I had been planning to write about football star Mo Salah’s boots going on display in the Egyptian section of the British Museum, a genius low-cost stunt, but time changes everything. One moment Mo was carrying the hopes of Liverpool and the entire nation of Egypt on his shoulders, the next he can’t even open a tin of beans because of his shoulder.
And then something else, much more left-field and fascinating, grabbed the attention.
It concerned the murky world of Vladimir Putin, his FSB secret service and the tendency for Russian journalists who expose state corruption to meet grisly ends. It’s a serious issue: since Putin came to power 19 journalists have died in mysterious circumstances and the latest with good cause to fear for his life was prominent critic Arkady Babchenko.
The Big Idea
Harbouring the very strong belief that a Russian state assassination attempt was imminent, Akady and the Ukrainian Security Service hatched a unique plan.
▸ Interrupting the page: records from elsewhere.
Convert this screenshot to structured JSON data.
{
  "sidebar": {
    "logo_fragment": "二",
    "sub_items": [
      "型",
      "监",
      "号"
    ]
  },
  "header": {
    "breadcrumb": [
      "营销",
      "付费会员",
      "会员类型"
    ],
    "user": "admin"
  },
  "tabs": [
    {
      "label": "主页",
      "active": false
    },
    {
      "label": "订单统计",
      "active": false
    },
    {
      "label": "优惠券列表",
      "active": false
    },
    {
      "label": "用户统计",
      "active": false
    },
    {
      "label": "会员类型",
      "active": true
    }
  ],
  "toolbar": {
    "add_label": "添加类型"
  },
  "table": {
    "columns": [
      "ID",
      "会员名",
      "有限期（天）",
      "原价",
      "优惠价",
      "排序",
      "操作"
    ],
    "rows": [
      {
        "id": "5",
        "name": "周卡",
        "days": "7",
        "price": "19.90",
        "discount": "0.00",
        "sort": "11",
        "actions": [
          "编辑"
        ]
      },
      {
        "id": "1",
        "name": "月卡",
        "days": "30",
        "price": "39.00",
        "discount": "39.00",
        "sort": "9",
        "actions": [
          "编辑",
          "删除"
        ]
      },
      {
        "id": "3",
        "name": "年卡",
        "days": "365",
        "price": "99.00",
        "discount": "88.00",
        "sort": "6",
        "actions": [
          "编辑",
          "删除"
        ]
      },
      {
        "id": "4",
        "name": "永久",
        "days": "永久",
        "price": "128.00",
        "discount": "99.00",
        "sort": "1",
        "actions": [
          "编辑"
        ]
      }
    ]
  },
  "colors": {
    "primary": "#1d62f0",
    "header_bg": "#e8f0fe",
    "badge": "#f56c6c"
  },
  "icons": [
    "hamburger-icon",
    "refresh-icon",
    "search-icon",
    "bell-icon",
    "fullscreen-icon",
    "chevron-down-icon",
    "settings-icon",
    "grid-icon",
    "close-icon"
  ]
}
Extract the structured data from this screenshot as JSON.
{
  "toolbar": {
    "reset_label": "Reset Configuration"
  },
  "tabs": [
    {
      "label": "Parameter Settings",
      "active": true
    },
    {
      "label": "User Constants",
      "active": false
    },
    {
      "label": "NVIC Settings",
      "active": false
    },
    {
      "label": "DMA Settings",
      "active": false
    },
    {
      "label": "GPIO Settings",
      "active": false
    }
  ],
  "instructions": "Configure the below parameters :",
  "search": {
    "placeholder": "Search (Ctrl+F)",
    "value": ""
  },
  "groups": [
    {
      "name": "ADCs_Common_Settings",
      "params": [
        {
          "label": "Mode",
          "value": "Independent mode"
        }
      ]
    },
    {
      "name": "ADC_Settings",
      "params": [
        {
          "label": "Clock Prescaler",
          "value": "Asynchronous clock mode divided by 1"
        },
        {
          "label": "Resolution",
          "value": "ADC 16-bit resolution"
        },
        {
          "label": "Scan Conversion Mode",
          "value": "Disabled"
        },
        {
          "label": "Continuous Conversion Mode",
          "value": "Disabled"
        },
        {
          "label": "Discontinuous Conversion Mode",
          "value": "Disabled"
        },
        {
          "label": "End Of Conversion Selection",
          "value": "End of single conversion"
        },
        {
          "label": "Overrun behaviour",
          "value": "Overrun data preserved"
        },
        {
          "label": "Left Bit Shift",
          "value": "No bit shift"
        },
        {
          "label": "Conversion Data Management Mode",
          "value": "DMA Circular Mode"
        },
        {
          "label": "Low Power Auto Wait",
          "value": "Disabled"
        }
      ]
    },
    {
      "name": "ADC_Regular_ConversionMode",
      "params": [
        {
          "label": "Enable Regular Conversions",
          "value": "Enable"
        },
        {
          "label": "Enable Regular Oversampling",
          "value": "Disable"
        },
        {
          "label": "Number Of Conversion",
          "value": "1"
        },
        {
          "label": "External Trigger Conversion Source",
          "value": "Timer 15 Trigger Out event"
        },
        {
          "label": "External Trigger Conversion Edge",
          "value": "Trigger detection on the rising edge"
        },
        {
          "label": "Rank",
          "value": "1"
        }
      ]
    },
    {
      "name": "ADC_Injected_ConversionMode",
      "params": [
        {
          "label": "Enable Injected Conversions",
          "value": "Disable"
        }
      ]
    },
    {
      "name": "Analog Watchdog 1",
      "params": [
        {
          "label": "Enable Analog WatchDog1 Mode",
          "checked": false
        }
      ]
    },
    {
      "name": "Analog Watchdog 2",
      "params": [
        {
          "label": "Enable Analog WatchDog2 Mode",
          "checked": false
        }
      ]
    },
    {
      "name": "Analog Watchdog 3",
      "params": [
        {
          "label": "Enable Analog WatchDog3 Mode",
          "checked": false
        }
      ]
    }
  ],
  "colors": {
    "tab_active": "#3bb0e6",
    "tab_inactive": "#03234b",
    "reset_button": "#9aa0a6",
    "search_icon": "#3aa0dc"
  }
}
What if we stage the murder of Arkady, announce to the world’s media that he has been murdered, make the FSB believe the job had been carried out and turn it into a global news event that would highlight the constant state of fear that Arkady and others constantly live under?
What They Did
The hoax was planned over two months and culminated when Arkady’s wife found his limp, bloodied and lifeless body outside their apartment. He played dead as he was carried into the ambulance and all the way to the morgue. Arkady had in fact been given acting lessons on how to fall as if shot, his T-shirt had bullet holes and was then soaked in fresh pig’s blood.
For complete authenticity, even Mrs Babchenko was not informed that it was a fake hit. (Just imagine the explaining he had to do when he got home.)
Twenty-fours later, after it had become the lead story around the world, after political condemnation and Kremlin denials, Ukrainian police held a news conference to update media on the investigation. Lo and behold, to stunned gasps of the assembled throng, Arkady appeared alive and well to explain the true purpose of why they were there.
This was what we in the world of disruptive consumer PR call the classic tease and reveal. One can imagine the Ukrainian security service writing the award entry for a Cannes Lion: Headline news, 24/7 coverage, trending on Twitter, obituaries written, vigils held, Russia on the back foot in denial and Mrs Babchenko in an absolute state. Even Boris Johnson was fooled (ok, bad example).
Of course, the consequences of the stunt hadn’t been thoroughly
thought through. We live in an age of Trump, fake news and conspiracy
obsessed nut-jobs who attribute everything from air disasters, school
shootings and even ISIS terrorist attacks to Western governments and the
‘deep state’. Indeed, when double agent Sergei Skripal was poisoned in
Cheltenham, the Kremlin threw a smoke bomb counter claim that it had all
been staged by the British MI6.
Possibly a cultural reference that is lost on younger readers, but
one is reminded of Baldrick in the TV comedy Blackadder and his cunning
plans. ‘If the Kremlin is constantly saying that unexplained murders of
its critics are a conspiracy to discredit them, why don’t we stage an
unexplained murder as a conspiracy to discredit them?’
The reaction from politicians and media (including friends of Babchenko who had already purchased a black tie) was to be relieved and seriously pissed off. The International Federation of Journalists criticised the ‘intolerable’ stunt for ‘damaging the credibility of reported information’.
This is an idea on a post-it note that should never have made it out of the brainstorm session.